This article investigates the effectiveness of ambush marketing in terms of ambush marketer misidentification in the context of sports events. Grounded in associative network models and memory reconstruction heuristics, an empirical study examines how different ambush marketing strategies as well as event, ambush marketer, official sponsor, and individual consumer characteristics can result in ambush marketer misidentification. A descriptive survey collects data on consumers’ knowledge and perceived misleading potential of four ambush marketing strategies. Finally, three experiments aim to determine the effectiveness of these strategies and the aforementioned drivers in terms of actual ambush marketer misidentification. The results from the experiments are contrasted with the findings from the survey study. Findings are discussed with emphasis on implications for researchers, ambush marketers, official sponsors, and event organizers.
Andre M. Andrijiw and Craig G. Hyatt
In an attempt to understand the lived experiences of those individuals who grew up within the fan region of one professional hockey team yet chose instead to identify with a nonlocal alternative, the authors interviewed 20 Ontario (Canada) based fans of distant National Hockey League teams.
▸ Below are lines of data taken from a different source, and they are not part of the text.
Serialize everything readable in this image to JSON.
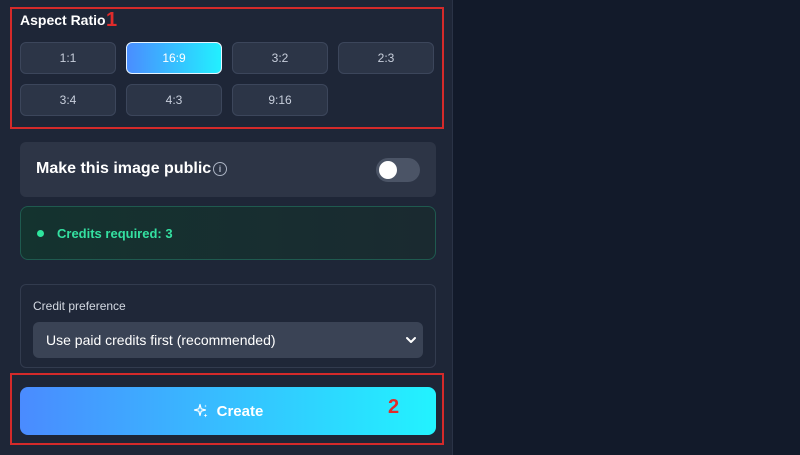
{
  "aspect_ratio": {
    "title": "Aspect Ratio",
    "options": [
      "1:1",
      "16:9",
      "3:2",
      "2:3",
      "3:4",
      "4:3",
      "9:16"
    ],
    "selected": "16:9"
  },
  "public": {
    "label": "Make this image public",
    "info_icon": "info-icon",
    "info_glyph": "i",
    "enabled": false
  },
  "credits": {
    "text": "Credits required: 3"
  },
  "preference": {
    "label": "Credit preference",
    "selected": "Use paid credits first (recommended)"
  },
  "create": {
    "label": "Create",
    "icon": "sparkle-icon"
  },
  "annotations": {
    "one": "1",
    "two": "2"
  },
  "colors": {
    "accent_start": "#4a8bff",
    "accent_end": "#22f3ff",
    "credits_green": "#34e0a1",
    "annotation_red": "#d42a2a"
  }
}
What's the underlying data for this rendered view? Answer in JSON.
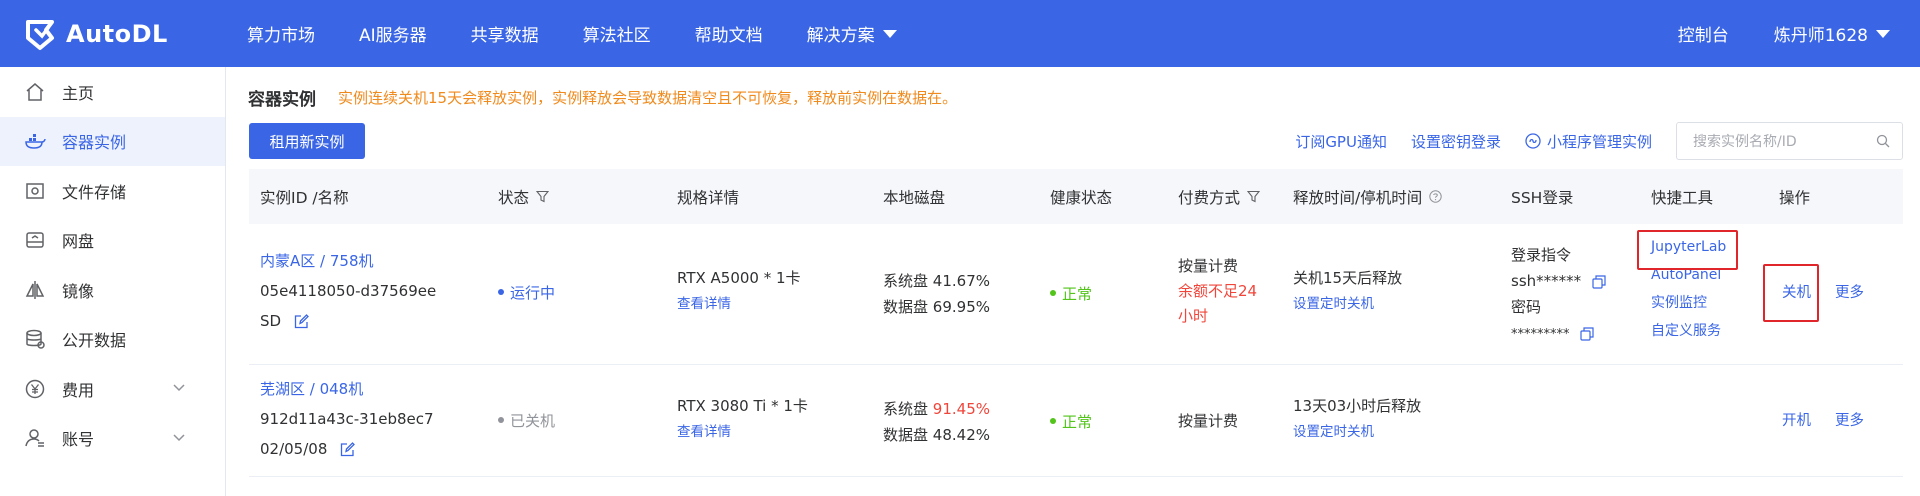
{
  "brand": "AutoDL",
  "nav": {
    "items": [
      "算力市场",
      "AI服务器",
      "共享数据",
      "算法社区",
      "帮助文档",
      "解决方案"
    ],
    "console": "控制台",
    "user": "炼丹师1628"
  },
  "sidebar": {
    "items": [
      {
        "label": "主页",
        "icon": "home-icon"
      },
      {
        "label": "容器实例",
        "icon": "container-icon"
      },
      {
        "label": "文件存储",
        "icon": "storage-icon"
      },
      {
        "label": "网盘",
        "icon": "disk-icon"
      },
      {
        "label": "镜像",
        "icon": "image-icon"
      },
      {
        "label": "公开数据",
        "icon": "database-icon"
      },
      {
        "label": "费用",
        "icon": "yen-icon"
      },
      {
        "label": "账号",
        "icon": "account-icon"
      }
    ]
  },
  "page": {
    "title": "容器实例",
    "warning": "实例连续关机15天会释放实例，实例释放会导致数据清空且不可恢复，释放前实例在数据在。",
    "new_button": "租用新实例",
    "links": {
      "gpu_notify": "订阅GPU通知",
      "ssh_key": "设置密钥登录",
      "mini_program": "小程序管理实例"
    },
    "search_placeholder": "搜索实例名称/ID"
  },
  "table": {
    "headers": {
      "id_name": "实例ID /名称",
      "status": "状态",
      "spec": "规格详情",
      "disk": "本地磁盘",
      "health": "健康状态",
      "billing": "付费方式",
      "release": "释放时间/停机时间",
      "ssh": "SSH登录",
      "tools": "快捷工具",
      "ops": "操作"
    },
    "rows": [
      {
        "name": "内蒙A区 / 758机",
        "id": "05e4118050-d37569ee",
        "alias": "SD",
        "status": "运行中",
        "spec": "RTX A5000 * 1卡",
        "spec_link": "查看详情",
        "sys_disk_label": "系统盘",
        "sys_disk": "41.67%",
        "data_disk_label": "数据盘",
        "data_disk": "69.95%",
        "health": "正常",
        "billing": "按量计费",
        "billing_warn_1": "余额不足24",
        "billing_warn_2": "小时",
        "release": "关机15天后释放",
        "release_link": "设置定时关机",
        "ssh_cmd_label": "登录指令",
        "ssh_cmd": "ssh******",
        "ssh_pwd_label": "密码",
        "ssh_pwd": "*********",
        "tools": [
          "JupyterLab",
          "AutoPanel",
          "实例监控",
          "自定义服务"
        ],
        "op_primary": "关机",
        "op_more": "更多"
      },
      {
        "name": "芜湖区 / 048机",
        "id": "912d11a43c-31eb8ec7",
        "alias": "02/05/08",
        "status": "已关机",
        "spec": "RTX 3080 Ti * 1卡",
        "spec_link": "查看详情",
        "sys_disk_label": "系统盘",
        "sys_disk": "91.45%",
        "data_disk_label": "数据盘",
        "data_disk": "48.42%",
        "health": "正常",
        "billing": "按量计费",
        "release": "13天03小时后释放",
        "release_link": "设置定时关机",
        "op_primary": "开机",
        "op_more": "更多"
      }
    ]
  },
  "colors": {
    "brand_blue": "#3a66e6",
    "warning_orange": "#f08a1c",
    "danger_red": "#f0453a",
    "ok_green": "#52c41a",
    "highlight_box": "#e0262b"
  }
}
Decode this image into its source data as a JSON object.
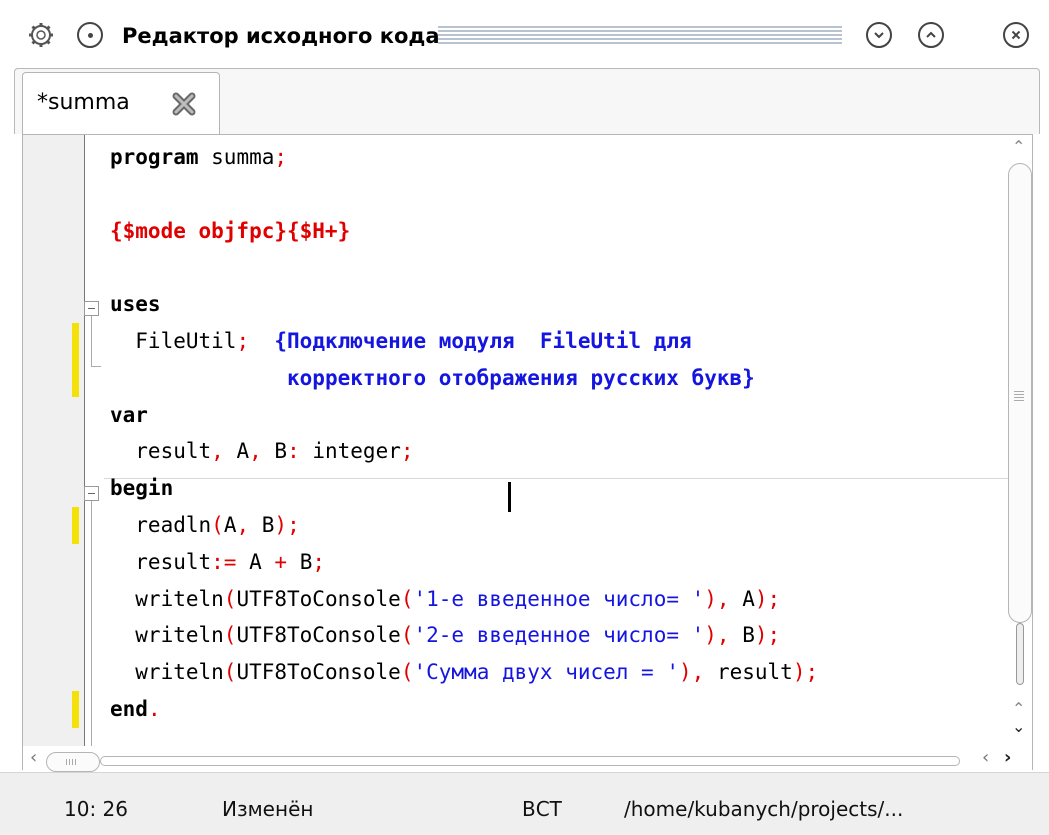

Utilizing Brewer’s (1991, 2003) theory of optimal distinctiveness to examine the stories of participants, it was found that these fans maintained their team allegiances over time because doing so allowed them to achieve feelings of both uniqueness and belongingness. Sport managers can help facilitate feelings of belongingness by utilizing various communication and marketing strategies to better recognize and include their distant fans. Such strategies should ultimately result in the strengthening of the fan-team bond.
Understanding how spectators make decisions among the multiplicity of sport alternatives is important to the development of marketing strategies. In this study, a hierarchical choice framework was adopted to help illuminate the process in which individuals deal with sport substitution decisions within one university setting. In a forced-choice experiment, 419 college students were presented with existing sport offerings and asked, under constraint-free conditions, to make attendance choices with and without the most preferred alternative available. By observing students’ choices, the choice process was inferred based on the degree of switching that occurred between the two scenarios and tested whether it followed a hierarchical scheme. Results supported a “tree” structure for attendance choices, in which students consider the specific sport before considering the alternatives within the sport. Thus, under the conditions tested substitution was more likely to occur between alternatives of the same sport than either between different sports with the same sex of participants or proportionally across all alternatives.